Because people are great storytellers and poor economists. Most people do a poor job of accurately explaining their past behavior or their theoretical preferences. We rationalize; we have a mental image of ourselves divorced from reality. Stories help us separate these fictions from the facts of what people have done in the past. Just ask your interviewees questions like this:
“Tell me about the last time you did [activity X].”
“Walk me through the last time you purchased [good or service]. Start by painting the picture for me… where were you…?”
You never know when a passing comment will turn into a critical insight. As people tell their stories, they stay curious and probe for more information when they gloss over details. Help them recreate the moment. And gently nudge them back to their story if they start generalizing. We’re asking for the last time: we want that image to be fresh in their minds, free from the baggage of longer-term memory.
Interviewing prospective customers and hearing their stories is always a good use of your time. As you do this, you should feel your juices flowing – you’ll have more ideas about your idea (because an idea is never just one thing). To harness these juices, do two things:
1. Have conversations with others who have walked this road before
Reach out to founders who can understand what it’s like to start something and hear their stories. Your situation won’t match theirs, as every founder’s journey and every idea is different, but their experiences can help guide you.
2. Have conversations with yourself
Ha! Not literally. You want to set aside multiple hours of uninterrupted time for deep work to move your idea forward. But do schedule dedicated time to think about and work on your idea. The critical point is that this “conversation” comes after your prospective customer conversations. Because the truth is that ideas and inspiration come primarily from interacting with others.

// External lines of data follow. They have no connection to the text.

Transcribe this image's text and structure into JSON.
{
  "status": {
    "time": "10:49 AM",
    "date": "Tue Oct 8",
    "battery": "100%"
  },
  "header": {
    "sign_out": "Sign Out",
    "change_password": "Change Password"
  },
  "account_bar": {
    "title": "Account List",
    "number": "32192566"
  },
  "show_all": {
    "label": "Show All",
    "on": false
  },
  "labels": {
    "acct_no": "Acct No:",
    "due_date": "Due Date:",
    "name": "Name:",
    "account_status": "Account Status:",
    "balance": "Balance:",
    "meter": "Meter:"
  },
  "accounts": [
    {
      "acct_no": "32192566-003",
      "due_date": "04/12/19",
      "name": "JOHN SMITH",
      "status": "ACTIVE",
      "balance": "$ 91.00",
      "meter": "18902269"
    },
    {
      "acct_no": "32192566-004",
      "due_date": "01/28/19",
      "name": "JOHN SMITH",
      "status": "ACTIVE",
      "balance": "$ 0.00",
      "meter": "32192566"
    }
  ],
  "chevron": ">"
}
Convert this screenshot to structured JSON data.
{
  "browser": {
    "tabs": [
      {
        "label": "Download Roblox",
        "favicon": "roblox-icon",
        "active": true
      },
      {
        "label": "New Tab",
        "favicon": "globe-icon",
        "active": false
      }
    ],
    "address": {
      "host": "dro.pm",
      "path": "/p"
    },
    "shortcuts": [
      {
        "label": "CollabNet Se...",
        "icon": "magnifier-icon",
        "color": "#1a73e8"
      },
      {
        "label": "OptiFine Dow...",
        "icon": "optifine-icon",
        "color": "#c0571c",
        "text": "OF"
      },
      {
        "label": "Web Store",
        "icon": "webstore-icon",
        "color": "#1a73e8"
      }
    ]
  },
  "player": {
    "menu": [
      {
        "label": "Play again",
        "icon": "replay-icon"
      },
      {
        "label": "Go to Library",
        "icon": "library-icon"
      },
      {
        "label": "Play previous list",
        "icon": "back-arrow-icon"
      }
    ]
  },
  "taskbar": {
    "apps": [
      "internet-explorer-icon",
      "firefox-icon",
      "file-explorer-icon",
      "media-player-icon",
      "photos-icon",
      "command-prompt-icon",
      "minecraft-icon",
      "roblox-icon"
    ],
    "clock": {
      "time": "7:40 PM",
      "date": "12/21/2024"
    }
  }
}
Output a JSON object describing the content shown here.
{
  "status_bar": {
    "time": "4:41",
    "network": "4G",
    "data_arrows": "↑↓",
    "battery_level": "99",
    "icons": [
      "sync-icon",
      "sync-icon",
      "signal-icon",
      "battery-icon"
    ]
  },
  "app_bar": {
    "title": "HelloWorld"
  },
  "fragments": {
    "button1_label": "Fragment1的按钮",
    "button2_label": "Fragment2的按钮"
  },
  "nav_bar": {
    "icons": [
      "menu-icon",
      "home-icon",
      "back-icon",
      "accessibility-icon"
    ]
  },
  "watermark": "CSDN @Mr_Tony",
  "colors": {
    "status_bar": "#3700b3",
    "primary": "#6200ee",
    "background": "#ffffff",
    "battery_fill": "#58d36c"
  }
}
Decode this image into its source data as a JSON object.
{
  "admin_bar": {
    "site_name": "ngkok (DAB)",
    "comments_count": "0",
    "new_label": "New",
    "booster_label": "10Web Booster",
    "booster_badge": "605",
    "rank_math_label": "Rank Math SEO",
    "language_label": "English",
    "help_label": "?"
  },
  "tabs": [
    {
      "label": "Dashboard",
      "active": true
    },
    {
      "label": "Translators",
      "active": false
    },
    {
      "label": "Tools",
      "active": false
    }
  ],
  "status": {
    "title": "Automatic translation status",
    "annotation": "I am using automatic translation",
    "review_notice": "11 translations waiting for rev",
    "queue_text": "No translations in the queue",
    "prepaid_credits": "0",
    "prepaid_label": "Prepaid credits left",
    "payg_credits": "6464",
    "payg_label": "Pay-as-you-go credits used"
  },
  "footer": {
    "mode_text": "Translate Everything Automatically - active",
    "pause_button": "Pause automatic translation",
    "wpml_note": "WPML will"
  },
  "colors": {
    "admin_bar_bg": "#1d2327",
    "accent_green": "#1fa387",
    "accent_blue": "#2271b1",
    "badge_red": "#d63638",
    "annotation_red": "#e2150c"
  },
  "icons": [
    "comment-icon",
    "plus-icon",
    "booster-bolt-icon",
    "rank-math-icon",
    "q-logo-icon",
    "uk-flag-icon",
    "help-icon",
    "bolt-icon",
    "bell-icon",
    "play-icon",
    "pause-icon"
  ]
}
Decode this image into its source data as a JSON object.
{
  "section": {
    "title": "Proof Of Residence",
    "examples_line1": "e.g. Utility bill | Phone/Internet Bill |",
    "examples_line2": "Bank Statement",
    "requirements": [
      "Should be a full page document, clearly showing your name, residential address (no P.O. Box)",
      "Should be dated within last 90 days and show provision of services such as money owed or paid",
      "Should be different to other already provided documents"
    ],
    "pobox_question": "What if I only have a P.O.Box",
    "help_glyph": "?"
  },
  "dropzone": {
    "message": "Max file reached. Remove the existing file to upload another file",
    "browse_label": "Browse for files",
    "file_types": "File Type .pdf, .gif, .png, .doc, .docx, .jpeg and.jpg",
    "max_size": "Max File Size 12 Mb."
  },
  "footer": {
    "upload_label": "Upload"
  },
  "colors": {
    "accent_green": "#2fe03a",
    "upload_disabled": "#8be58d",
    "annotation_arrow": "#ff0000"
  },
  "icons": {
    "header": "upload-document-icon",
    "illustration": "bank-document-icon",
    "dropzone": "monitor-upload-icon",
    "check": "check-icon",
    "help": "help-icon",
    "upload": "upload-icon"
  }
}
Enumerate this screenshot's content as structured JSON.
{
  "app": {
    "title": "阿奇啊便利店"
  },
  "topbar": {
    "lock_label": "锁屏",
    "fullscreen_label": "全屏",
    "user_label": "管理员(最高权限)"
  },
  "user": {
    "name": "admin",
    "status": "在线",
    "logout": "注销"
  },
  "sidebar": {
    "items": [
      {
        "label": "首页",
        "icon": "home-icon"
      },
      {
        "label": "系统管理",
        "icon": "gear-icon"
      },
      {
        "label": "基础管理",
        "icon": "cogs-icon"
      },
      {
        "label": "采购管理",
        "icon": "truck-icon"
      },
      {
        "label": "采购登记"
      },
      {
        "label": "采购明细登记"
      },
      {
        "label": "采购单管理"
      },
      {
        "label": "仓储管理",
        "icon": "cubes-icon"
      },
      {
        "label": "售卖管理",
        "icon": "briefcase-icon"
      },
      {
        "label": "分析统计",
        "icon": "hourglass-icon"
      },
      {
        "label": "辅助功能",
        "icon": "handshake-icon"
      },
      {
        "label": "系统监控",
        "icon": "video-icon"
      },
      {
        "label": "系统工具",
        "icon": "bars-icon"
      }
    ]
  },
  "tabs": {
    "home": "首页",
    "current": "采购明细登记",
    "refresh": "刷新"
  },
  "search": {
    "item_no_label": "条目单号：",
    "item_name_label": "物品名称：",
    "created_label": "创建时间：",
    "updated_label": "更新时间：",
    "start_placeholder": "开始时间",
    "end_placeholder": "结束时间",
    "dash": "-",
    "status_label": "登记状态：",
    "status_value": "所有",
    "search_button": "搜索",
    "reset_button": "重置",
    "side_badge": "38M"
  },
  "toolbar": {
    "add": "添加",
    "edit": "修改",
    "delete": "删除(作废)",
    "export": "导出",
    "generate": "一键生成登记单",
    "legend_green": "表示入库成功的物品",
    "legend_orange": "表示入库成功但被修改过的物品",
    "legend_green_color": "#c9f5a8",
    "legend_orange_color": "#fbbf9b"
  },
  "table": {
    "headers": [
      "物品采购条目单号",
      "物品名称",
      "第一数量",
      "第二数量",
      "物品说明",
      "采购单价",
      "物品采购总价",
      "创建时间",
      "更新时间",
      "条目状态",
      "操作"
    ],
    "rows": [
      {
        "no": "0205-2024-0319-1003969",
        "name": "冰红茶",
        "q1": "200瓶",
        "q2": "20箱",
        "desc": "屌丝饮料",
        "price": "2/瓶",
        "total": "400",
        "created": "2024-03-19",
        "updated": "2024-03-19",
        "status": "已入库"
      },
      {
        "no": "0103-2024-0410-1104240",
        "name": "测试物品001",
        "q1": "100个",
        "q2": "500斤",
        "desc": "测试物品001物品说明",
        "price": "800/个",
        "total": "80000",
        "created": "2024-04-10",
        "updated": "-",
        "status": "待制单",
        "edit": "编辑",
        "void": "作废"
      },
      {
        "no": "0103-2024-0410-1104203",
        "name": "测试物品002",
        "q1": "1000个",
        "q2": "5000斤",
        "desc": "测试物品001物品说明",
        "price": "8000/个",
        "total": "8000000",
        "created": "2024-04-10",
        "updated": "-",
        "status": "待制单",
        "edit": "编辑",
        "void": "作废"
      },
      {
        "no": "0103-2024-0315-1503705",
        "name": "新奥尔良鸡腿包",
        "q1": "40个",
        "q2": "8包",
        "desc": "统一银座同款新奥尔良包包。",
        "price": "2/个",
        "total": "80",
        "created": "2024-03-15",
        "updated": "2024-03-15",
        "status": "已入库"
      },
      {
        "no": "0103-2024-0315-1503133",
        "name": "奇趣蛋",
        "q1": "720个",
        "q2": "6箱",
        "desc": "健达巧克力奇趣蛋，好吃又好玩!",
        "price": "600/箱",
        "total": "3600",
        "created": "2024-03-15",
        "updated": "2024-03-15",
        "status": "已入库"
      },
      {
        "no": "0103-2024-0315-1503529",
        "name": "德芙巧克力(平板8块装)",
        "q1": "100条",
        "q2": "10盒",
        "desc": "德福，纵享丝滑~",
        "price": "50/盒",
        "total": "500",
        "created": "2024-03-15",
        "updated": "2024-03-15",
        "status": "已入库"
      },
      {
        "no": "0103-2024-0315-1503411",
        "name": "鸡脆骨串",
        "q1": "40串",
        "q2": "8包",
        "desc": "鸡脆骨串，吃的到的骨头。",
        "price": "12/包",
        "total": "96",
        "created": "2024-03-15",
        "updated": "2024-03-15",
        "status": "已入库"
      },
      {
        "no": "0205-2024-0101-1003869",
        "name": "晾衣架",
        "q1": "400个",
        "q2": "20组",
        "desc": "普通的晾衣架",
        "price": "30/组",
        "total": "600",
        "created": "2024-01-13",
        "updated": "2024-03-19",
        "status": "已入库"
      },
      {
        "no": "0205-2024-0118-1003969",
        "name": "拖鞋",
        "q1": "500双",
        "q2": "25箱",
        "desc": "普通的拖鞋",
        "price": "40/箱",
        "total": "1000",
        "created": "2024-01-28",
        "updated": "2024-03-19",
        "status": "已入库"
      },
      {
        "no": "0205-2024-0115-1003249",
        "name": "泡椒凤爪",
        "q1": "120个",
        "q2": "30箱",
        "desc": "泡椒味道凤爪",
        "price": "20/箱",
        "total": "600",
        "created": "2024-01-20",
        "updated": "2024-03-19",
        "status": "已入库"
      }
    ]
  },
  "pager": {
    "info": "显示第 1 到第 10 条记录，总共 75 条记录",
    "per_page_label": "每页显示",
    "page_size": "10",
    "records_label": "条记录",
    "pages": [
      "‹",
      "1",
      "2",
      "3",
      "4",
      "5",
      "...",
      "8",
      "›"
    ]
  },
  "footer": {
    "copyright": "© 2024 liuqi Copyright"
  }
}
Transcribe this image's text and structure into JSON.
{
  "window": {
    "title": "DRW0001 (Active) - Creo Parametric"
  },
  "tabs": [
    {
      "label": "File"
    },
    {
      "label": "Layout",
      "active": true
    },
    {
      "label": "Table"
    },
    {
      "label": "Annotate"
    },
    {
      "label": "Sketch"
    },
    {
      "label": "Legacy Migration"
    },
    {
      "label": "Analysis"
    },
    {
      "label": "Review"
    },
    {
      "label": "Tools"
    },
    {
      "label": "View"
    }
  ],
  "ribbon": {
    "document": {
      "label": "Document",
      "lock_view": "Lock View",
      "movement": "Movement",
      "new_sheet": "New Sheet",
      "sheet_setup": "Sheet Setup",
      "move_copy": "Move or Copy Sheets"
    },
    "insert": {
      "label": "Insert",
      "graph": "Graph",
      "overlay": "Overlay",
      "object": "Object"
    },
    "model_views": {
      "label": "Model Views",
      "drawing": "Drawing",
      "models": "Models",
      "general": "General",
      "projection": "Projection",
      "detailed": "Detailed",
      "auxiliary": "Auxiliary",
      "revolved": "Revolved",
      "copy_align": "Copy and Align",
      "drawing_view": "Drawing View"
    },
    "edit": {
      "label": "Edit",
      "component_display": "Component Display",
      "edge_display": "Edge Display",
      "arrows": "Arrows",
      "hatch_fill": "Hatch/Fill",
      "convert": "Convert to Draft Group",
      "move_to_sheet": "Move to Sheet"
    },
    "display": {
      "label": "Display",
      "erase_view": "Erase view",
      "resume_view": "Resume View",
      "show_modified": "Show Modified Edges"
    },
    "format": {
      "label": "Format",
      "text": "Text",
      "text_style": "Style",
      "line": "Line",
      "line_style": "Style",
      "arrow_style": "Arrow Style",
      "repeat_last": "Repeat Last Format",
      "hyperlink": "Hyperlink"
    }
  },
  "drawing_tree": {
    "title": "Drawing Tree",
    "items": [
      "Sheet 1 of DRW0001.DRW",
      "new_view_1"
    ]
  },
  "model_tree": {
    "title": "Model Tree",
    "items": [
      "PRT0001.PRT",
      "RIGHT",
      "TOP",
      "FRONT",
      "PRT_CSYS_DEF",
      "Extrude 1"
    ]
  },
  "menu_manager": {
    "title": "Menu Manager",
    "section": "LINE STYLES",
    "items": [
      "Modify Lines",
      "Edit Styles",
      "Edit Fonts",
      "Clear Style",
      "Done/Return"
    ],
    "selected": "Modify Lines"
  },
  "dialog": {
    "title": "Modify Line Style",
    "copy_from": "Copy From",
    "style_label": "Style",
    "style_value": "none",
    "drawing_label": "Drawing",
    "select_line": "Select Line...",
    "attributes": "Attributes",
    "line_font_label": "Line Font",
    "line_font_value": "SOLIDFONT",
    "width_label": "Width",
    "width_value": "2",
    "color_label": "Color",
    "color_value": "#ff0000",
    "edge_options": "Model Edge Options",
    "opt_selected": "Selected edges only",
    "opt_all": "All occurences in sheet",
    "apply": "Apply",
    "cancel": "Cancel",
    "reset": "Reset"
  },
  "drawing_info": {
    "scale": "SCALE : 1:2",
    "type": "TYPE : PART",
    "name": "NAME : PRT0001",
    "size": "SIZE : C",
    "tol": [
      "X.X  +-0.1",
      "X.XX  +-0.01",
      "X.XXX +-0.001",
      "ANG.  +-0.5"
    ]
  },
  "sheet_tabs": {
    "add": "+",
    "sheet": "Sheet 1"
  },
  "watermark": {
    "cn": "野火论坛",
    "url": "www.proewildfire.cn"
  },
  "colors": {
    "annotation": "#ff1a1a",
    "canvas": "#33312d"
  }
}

So that’s it! If you’re struggling to make headway on your idea, or something has been holding you back from even getting started, use the oldest tool in the book: go and have a conversation.